The EU could seek to justify the Aviation Directive under the general exceptions provisions in GATS Article XIV and GATT Article XX for measures that relate to the conservation of exhaustible natural resources (GATT Article XX(g)) or are necessary for the protection of human, animal or plant life or health (GATT Article XX(b) and GATS Article XIV(b)). The EU would have little difficulty in showing that the Aviation Directive prima facie falls within these paragraphs because of the environmental objective of the measure and its contribution to that objective.
However, the key challenge for the EU would be demonstrating that the Aviation Directive complies with the chapeau to GATS Article XIV and GATT Article XX. The chapeau ensures that trade measures are not exempt from compliance with GATT/GATS obligations if they are applied in ways that constitute arbitrary or unjustifiable discrimination or a disguised restriction on trade, raising the following issues:

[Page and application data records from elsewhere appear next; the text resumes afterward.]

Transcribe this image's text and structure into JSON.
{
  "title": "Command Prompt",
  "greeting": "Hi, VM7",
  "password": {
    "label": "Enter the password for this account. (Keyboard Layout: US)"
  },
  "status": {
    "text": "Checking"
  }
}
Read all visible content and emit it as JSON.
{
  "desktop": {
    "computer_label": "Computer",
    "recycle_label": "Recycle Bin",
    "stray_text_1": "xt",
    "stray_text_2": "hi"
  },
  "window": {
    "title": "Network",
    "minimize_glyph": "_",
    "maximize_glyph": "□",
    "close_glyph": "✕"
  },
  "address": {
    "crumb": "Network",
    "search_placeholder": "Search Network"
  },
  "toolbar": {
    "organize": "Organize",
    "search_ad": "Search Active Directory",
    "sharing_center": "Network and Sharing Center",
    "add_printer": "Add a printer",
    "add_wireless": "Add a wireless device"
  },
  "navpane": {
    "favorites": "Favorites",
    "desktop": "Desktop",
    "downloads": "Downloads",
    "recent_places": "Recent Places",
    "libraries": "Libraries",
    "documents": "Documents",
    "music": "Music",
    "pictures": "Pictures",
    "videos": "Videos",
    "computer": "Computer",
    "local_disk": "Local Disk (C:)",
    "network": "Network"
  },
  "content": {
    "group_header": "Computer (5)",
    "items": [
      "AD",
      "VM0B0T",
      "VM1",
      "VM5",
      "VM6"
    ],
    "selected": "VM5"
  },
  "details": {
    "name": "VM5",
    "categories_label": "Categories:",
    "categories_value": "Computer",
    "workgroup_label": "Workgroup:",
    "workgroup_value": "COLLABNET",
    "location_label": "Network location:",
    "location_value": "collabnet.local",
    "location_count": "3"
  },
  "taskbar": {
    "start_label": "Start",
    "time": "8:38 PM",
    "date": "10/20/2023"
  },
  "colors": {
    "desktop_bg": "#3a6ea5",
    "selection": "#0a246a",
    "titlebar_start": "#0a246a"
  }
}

- Is the price signal from the Aviation Directive consistent with the policy justification of reducing CO2 emissions? Arbitrary and unjustifiable discrimination could arise by applying the Aviation Directive to goods from outside the EU that have a lower CO2 lifecycle than like domestic goods.
- The Aviation Directive could create an incentive for long-haul flights to land in countries close to the EU to limit their liability under the Directive to the final flight into the EU. Arbitrary and unjustifiable discrimination could arise if using these transit points leads to longer flights and increased CO2 emissions.
- The EU cannot condition application of the Directive to non-EU airlines based on whether the other country has adopted the same policies to reduce emissions from aviation. The EU will instead need to demonstrate that it takes into account the different situations that exist in different countries.
About the Author:
Joshua Meltzer is a Fellow in Global Economy and Development at the Brookings Institution and an adjunct professor at Georgetown Law and John Hopkins School of Advanced International Studies.